[[ Information, beginning ]]
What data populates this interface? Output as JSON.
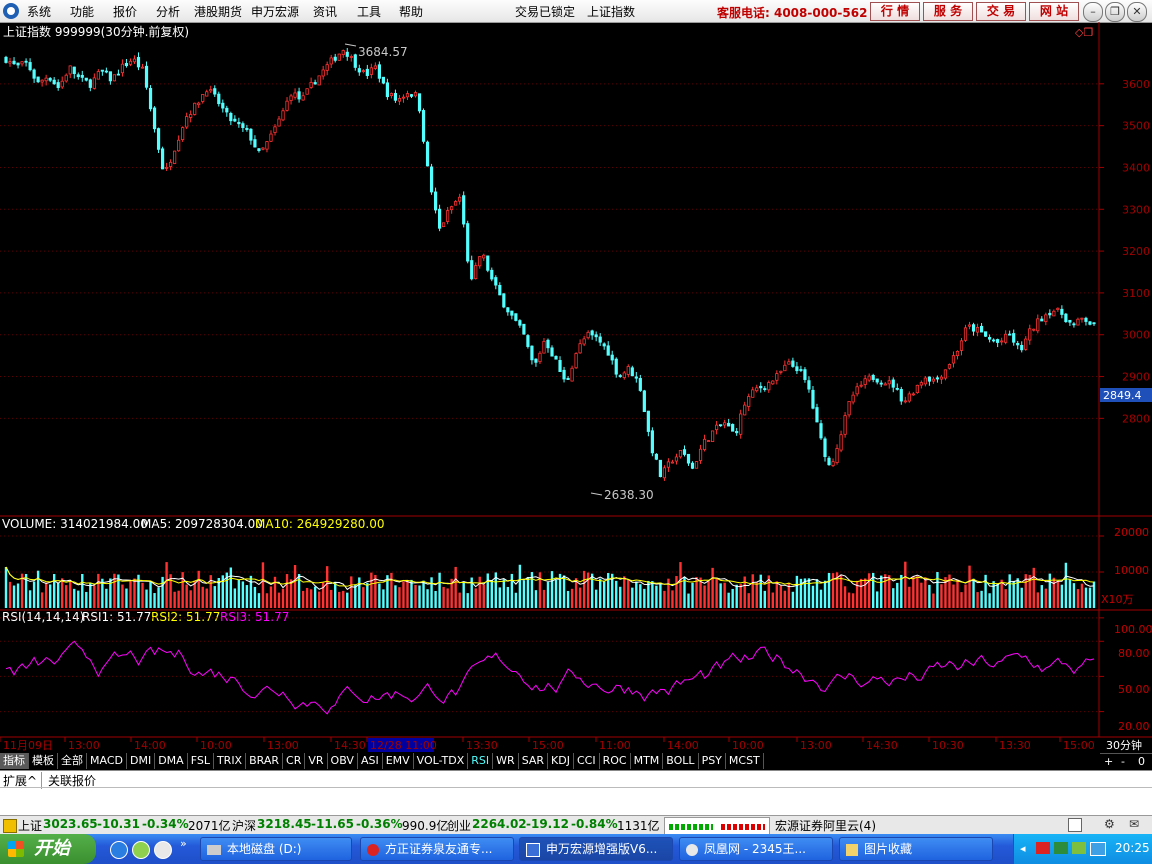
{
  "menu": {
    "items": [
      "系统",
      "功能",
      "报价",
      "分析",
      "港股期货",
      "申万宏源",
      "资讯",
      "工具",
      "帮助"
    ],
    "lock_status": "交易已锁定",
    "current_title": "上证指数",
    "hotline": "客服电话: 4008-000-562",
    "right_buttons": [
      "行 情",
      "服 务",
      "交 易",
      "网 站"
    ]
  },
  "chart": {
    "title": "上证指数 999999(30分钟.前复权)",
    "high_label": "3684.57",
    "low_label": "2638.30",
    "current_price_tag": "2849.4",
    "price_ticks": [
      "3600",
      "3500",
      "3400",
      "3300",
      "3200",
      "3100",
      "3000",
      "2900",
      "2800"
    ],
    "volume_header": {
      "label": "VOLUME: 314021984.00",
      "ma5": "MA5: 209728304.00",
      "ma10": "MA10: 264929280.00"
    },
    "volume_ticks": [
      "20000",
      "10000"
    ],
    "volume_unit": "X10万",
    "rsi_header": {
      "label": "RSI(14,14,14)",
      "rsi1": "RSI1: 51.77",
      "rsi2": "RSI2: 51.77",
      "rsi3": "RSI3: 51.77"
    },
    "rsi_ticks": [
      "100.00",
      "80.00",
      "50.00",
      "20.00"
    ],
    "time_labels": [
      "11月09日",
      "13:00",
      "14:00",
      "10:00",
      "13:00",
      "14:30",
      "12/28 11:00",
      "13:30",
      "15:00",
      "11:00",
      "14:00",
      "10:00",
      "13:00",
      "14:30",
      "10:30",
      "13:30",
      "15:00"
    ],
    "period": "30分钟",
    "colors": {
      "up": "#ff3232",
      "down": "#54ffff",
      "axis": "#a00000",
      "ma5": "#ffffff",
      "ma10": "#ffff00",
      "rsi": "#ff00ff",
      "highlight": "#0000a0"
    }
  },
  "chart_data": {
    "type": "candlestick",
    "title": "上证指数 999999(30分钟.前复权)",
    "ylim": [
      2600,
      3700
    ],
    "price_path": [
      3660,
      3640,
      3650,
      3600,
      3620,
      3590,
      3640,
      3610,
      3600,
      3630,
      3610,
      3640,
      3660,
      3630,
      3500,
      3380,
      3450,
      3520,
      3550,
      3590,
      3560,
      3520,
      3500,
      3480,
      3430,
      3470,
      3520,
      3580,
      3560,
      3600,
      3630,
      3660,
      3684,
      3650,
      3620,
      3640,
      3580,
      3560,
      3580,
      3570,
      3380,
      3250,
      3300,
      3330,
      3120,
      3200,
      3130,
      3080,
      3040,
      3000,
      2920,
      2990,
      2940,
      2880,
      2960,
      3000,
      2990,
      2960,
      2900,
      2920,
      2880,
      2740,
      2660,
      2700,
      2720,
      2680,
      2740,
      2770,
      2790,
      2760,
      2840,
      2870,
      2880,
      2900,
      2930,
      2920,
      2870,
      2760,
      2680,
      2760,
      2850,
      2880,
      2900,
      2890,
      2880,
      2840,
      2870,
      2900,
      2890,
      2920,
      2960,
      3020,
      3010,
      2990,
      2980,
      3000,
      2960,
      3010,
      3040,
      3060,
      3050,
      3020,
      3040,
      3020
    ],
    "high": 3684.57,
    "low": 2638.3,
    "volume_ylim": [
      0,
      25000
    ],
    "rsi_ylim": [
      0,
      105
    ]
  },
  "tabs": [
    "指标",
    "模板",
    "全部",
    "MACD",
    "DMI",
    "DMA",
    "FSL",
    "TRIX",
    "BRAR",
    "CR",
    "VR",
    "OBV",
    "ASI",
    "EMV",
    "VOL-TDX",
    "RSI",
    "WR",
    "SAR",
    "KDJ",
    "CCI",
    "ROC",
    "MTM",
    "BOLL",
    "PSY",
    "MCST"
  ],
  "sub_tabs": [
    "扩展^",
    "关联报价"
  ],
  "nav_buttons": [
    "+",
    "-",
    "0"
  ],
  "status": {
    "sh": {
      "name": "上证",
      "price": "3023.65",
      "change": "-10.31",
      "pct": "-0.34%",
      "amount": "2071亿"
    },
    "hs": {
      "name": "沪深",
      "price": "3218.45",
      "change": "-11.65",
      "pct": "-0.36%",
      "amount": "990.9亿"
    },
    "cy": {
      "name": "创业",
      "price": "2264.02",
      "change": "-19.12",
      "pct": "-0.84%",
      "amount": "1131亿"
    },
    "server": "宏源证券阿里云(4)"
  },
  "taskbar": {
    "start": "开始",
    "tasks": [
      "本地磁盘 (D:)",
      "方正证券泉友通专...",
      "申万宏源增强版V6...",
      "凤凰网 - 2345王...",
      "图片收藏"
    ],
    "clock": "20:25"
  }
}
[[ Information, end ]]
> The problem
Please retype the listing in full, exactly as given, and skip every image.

> Your response
What data populates this interface? Output as JSON.
{
  "menu": {
    "items": [
      "系统",
      "功能",
      "报价",
      "分析",
      "港股期货",
      "申万宏源",
      "资讯",
      "工具",
      "帮助"
    ],
    "lock_status": "交易已锁定",
    "current_title": "上证指数",
    "hotline": "客服电话: 4008-000-562",
    "right_buttons": [
      "行 情",
      "服 务",
      "交 易",
      "网 站"
    ]
  },
  "chart": {
    "title": "上证指数 999999(30分钟.前复权)",
    "high_label": "3684.57",
    "low_label": "2638.30",
    "current_price_tag": "2849.4",
    "price_ticks": [
      "3600",
      "3500",
      "3400",
      "3300",
      "3200",
      "3100",
      "3000",
      "2900",
      "2800"
    ],
    "volume_header": {
      "label": "VOLUME: 314021984.00",
      "ma5": "MA5: 209728304.00",
      "ma10": "MA10: 264929280.00"
    },
    "volume_ticks": [
      "20000",
      "10000"
    ],
    "volume_unit": "X10万",
    "rsi_header": {
      "label": "RSI(14,14,14)",
      "rsi1": "RSI1: 51.77",
      "rsi2": "RSI2: 51.77",
      "rsi3": "RSI3: 51.77"
    },
    "rsi_ticks": [
      "100.00",
      "80.00",
      "50.00",
      "20.00"
    ],
    "time_labels": [
      "11月09日",
      "13:00",
      "14:00",
      "10:00",
      "13:00",
      "14:30",
      "12/28 11:00",
      "13:30",
      "15:00",
      "11:00",
      "14:00",
      "10:00",
      "13:00",
      "14:30",
      "10:30",
      "13:30",
      "15:00"
    ],
    "period": "30分钟",
    "colors": {
      "up": "#ff3232",
      "down": "#54ffff",
      "axis": "#a00000",
      "ma5": "#ffffff",
      "ma10": "#ffff00",
      "rsi": "#ff00ff",
      "highlight": "#0000a0"
    }
  },
  "chart_data": {
    "type": "candlestick",
    "title": "上证指数 999999(30分钟.前复权)",
    "ylim": [
      2600,
      3700
    ],
    "price_path": [
      3660,
      3640,
      3650,
      3600,
      3620,
      3590,
      3640,
      3610,
      3600,
      3630,
      3610,
      3640,
      3660,
      3630,
      3500,
      3380,
      3450,
      3520,
      3550,
      3590,
      3560,
      3520,
      3500,
      3480,
      3430,
      3470,
      3520,
      3580,
      3560,
      3600,
      3630,
      3660,
      3684,
      3650,
      3620,
      3640,
      3580,
      3560,
      3580,
      3570,
      3380,
      3250,
      3300,
      3330,
      3120,
      3200,
      3130,
      3080,
      3040,
      3000,
      2920,
      2990,
      2940,
      2880,
      2960,
      3000,
      2990,
      2960,
      2900,
      2920,
      2880,
      2740,
      2660,
      2700,
      2720,
      2680,
      2740,
      2770,
      2790,
      2760,
      2840,
      2870,
      2880,
      2900,
      2930,
      2920,
      2870,
      2760,
      2680,
      2760,
      2850,
      2880,
      2900,
      2890,
      2880,
      2840,
      2870,
      2900,
      2890,
      2920,
      2960,
      3020,
      3010,
      2990,
      2980,
      3000,
      2960,
      3010,
      3040,
      3060,
      3050,
      3020,
      3040,
      3020
    ],
    "high": 3684.57,
    "low": 2638.3,
    "volume_ylim": [
      0,
      25000
    ],
    "rsi_ylim": [
      0,
      105
    ]
  },
  "tabs": [
    "指标",
    "模板",
    "全部",
    "MACD",
    "DMI",
    "DMA",
    "FSL",
    "TRIX",
    "BRAR",
    "CR",
    "VR",
    "OBV",
    "ASI",
    "EMV",
    "VOL-TDX",
    "RSI",
    "WR",
    "SAR",
    "KDJ",
    "CCI",
    "ROC",
    "MTM",
    "BOLL",
    "PSY",
    "MCST"
  ],
  "sub_tabs": [
    "扩展^",
    "关联报价"
  ],
  "nav_buttons": [
    "+",
    "-",
    "0"
  ],
  "status": {
    "sh": {
      "name": "上证",
      "price": "3023.65",
      "change": "-10.31",
      "pct": "-0.34%",
      "amount": "2071亿"
    },
    "hs": {
      "name": "沪深",
      "price": "3218.45",
      "change": "-11.65",
      "pct": "-0.36%",
      "amount": "990.9亿"
    },
    "cy": {
      "name": "创业",
      "price": "2264.02",
      "change": "-19.12",
      "pct": "-0.84%",
      "amount": "1131亿"
    },
    "server": "宏源证券阿里云(4)"
  },
  "taskbar": {
    "start": "开始",
    "tasks": [
      "本地磁盘 (D:)",
      "方正证券泉友通专...",
      "申万宏源增强版V6...",
      "凤凰网 - 2345王...",
      "图片收藏"
    ],
    "clock": "20:25"
  }
}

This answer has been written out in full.